PARIS // Lance Armstrong violated anti-doping rules during a random test in Southern France and could face disciplinary action, according to the French Anti-Doping Agency (AFLD). The seven-times Tour de France champion "did not respect the obligation to stay under (the) direct and permanent observation" of the tester, the AFLD said in a statement. The American, 37, who returned to the sport in January after three-and-a-half years retirement, denied any wrongdoing on Tuesday.
Armstrong was asked to provide urine, blood and hair samples when returning from a training ride around Beaulieu-sur-Mer last month. "In a letter sent to the Agency on April 8, UCI (International Cycling Union) president Pat McQuaid said an interpretation of the World Anti-Doping code and UCI antidoping rules confers the AFLD the right to open a disciplinary procedure against Lance Armstrong," the statement read.
"The AFLD is competent to impose disciplinary sanctions to people who do not hold a French licence but train on the national territory." Any sanction imposed on Armstrong would be valid on French territory only. Armstrong is set to ride the Tour de France, which starts in Monaco on July 4. In a statement on Tuesday, Armstrong explained: "We told the tester we wanted to check with the UCI to confirm who he was and to make sure he wasn't just some French guy with a backpack and some equipment to take my blood and urine.
"Johan (Bruyneel, Astana team manager) stayed with him and in his presence called the UCI to find out what was going on. "We asked if it was OK for me to run inside and shower while they made their calls and the tester said that was fine." Armstrong has had a difficult relationship with Tour organisers, the Amaury Sport Organisation (ASO), who said last year the American's return to the race would be "embarrassing".

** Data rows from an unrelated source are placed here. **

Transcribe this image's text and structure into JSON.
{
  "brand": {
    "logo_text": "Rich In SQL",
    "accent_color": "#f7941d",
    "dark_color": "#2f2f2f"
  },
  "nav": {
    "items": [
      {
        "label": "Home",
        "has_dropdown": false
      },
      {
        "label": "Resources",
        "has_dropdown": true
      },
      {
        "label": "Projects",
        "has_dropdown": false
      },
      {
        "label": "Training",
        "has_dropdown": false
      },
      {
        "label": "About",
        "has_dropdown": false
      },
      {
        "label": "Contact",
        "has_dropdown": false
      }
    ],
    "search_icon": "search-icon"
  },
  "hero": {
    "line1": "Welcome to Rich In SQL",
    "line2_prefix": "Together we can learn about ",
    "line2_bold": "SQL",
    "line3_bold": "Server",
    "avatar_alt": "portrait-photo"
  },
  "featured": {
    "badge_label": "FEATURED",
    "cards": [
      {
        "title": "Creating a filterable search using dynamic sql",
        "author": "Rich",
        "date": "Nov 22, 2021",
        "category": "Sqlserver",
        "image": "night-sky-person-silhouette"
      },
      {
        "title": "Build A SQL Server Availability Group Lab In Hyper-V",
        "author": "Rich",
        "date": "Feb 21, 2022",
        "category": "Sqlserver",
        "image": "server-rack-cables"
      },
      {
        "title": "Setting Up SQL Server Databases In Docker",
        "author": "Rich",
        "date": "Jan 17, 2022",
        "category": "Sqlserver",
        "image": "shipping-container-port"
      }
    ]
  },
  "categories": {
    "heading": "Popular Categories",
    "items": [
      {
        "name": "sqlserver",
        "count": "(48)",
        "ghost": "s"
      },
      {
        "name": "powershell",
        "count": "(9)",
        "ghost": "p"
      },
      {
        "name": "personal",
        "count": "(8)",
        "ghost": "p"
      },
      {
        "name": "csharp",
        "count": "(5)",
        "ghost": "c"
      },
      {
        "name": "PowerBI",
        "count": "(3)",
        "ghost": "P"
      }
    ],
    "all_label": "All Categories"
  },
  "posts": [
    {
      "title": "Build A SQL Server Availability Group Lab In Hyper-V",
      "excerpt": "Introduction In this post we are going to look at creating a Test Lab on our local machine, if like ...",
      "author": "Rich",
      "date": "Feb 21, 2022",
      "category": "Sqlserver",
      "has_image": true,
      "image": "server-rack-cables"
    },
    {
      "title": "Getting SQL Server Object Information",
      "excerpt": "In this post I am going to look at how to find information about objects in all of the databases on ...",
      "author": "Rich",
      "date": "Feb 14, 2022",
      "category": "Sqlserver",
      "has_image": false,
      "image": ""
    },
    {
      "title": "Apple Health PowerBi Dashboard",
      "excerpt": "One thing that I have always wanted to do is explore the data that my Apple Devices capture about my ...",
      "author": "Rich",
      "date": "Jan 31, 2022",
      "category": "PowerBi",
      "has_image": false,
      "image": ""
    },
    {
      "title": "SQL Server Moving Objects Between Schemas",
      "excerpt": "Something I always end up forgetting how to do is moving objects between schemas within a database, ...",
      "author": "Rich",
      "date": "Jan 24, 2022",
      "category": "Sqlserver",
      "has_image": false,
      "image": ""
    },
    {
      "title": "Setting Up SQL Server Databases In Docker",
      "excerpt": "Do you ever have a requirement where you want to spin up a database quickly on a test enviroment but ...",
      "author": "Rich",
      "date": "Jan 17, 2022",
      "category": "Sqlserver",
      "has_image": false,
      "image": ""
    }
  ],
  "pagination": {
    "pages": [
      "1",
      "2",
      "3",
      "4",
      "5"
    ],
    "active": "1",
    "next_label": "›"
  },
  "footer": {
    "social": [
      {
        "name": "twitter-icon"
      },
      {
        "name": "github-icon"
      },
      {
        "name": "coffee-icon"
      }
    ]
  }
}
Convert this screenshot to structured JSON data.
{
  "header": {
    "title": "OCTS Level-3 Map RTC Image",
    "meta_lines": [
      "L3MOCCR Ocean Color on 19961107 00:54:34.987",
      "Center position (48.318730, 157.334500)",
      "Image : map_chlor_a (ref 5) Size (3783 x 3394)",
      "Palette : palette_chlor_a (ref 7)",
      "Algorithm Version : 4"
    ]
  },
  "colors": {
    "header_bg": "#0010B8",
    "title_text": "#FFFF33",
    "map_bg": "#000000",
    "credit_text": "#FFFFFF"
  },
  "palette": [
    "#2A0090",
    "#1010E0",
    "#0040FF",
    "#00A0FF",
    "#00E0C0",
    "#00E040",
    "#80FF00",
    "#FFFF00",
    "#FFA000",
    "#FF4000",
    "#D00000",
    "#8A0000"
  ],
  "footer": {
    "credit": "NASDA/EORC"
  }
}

In 2005, French sport daily L'Equipe, owned by ASO's parent company EPA (Editions Philippe Amaury), claimed samples of Armstrong's urine from the 1999 race showed traces of the banned blood-boosting substance erythropoietin. However, Armstrong never tested positive and was cleared by a Dutch investigator appointed by UCI. The AFLD president Pierre Bordry last year invited Armstrong to have his 1999 samples retested but the Texan declined, arguing they could have been compromised.